Wednesday, February 7, 2007

Thin Edge of the Wedge?

I am a firm believer that students need to learn to use the Web 2.0 tools that are available to them in a constructive and ethical manner. I also teach internet safety to students, teachers and parents. I am opposed to blocking sites where students can read or post blogs, podcasts, and videos. I'm fortunate to work in a school district that understands my point of view. When things happen as a result of a YouTube posting, instead of a knee jerk reaction to block the site, we try to look at the episode as a "teachable moment" or as an incident that requires alternative discipline measures. So far, that has worked and the site has remained open.

In the course of my recent classroom discussions with elementary school students regarding keeping safe on line, protecting passwords, not discolsing personal information, etc. a number of students have offered to show their website creation work on the service Piczo. Quite frankly, I was alarmed at some of the information being disclosed, the personal identifiers, the photos, both fun and risque. The interchange in the chat/feedback areas with hurtful language. The pages for voting on what kids are hot and who are losers. And, the linking that takes place on these sites, the web of sites one can visit just by having access to one student's page. I don't think a lot of these students clearly understand how visible and public their spaces are.

Although I can make the case to open up website development opportunities for students to create and share, I see no redeeming value in using Piczo as a service to do that. I think it is causing more harm in our classrooms than good from sites that the students create at home.

The wedge has been placed under my values and beliefs about modern day computing and while I don't like it, I have taken the steps necessary to block the site, and its derivatives, from access within our district network.

And, once the block was in place we recorded over a hundered attempts to access the domain. At 1:30 pm. On a school day. What's wrong with this picture?

One thing I have learned this week is that I need to go beyond my plan to teach effective and ethical use of the web tools, but to also take a more indepth look at what students in my district are actually producing from the comfort of home.

1 comment:

David said...

Bob,

I had the opportunity a week ago to work with Nancy Willard, who is probably the chief guru on net safety. I watched her presentation and then had a great conversation with her afterward, which is posted as a podcast on Connect Learning (http://connectlearning.davidwarlick.com/).

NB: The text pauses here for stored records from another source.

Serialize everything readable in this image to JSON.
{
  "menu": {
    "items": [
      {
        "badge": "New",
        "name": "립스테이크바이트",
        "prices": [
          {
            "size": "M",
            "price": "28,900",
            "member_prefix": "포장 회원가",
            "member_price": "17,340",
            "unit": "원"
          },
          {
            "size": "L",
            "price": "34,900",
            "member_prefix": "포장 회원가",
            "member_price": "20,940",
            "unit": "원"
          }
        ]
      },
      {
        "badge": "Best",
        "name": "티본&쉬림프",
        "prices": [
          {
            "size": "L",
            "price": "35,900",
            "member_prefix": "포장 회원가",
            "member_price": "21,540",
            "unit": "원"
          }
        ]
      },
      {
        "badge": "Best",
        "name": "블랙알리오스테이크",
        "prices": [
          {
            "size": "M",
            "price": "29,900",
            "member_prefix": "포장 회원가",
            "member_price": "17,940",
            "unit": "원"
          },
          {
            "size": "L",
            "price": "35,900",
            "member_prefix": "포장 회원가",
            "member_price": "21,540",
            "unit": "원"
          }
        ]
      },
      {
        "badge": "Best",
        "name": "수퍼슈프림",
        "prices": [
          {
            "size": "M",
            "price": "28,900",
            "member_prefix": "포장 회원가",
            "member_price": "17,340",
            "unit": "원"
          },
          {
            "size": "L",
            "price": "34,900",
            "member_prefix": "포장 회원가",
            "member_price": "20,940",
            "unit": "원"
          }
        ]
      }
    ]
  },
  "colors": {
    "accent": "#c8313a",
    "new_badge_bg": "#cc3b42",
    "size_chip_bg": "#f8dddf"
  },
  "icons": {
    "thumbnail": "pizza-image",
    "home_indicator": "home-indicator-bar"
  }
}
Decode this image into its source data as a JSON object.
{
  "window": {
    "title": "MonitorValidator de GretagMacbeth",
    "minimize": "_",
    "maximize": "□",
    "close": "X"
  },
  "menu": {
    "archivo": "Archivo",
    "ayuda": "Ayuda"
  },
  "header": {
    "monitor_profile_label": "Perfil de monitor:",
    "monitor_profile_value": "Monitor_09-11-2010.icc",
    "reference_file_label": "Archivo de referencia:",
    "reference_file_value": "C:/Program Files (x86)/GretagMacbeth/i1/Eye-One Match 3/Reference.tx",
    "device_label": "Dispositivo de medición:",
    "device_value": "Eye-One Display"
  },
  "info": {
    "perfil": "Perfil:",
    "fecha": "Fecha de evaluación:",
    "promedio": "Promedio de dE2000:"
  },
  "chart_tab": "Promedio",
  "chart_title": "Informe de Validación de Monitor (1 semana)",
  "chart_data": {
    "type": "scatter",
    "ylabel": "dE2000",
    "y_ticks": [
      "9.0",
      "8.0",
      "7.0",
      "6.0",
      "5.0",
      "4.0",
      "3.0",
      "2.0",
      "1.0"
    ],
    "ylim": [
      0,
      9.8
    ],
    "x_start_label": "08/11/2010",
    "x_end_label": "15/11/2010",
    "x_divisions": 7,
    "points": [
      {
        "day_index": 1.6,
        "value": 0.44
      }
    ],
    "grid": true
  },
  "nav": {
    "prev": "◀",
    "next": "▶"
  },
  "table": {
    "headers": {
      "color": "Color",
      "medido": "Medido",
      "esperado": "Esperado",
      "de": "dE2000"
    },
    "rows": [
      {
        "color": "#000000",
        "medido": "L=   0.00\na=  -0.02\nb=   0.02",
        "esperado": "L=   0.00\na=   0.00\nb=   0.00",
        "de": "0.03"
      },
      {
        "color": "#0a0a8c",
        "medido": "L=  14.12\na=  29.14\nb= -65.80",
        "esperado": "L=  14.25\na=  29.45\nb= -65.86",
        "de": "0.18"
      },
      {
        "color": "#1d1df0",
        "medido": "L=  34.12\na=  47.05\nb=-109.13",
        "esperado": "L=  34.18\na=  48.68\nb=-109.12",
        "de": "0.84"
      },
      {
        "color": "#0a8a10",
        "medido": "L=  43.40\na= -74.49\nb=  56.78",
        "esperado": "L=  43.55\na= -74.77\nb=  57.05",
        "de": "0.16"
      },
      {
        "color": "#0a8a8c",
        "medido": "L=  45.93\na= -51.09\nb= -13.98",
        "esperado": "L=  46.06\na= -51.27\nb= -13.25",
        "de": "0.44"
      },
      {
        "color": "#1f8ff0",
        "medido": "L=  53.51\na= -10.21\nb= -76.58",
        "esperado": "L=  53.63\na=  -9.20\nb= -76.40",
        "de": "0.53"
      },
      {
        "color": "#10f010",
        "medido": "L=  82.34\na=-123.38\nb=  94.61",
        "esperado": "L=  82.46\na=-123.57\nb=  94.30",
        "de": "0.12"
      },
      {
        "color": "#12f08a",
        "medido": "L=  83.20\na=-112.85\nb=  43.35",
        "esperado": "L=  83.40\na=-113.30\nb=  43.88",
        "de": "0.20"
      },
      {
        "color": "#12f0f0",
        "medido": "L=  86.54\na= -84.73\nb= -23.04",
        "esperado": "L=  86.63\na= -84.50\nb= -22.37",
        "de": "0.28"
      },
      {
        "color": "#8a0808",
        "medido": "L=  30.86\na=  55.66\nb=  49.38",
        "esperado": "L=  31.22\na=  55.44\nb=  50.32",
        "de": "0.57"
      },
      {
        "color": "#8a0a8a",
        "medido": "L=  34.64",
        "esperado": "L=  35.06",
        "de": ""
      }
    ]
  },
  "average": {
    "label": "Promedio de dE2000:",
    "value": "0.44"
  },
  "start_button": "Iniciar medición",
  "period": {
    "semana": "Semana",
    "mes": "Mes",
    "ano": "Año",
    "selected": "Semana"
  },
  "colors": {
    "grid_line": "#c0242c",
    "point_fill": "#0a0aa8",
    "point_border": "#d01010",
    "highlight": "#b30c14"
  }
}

The main message that I came away with was that we should not over react to safety issues. The most important thing that we should do and preserve is having conversations with our students and children (which is what you excel in, Bob). But when we over react, our children see that, and are less likely to want to talk to us about their online experiences.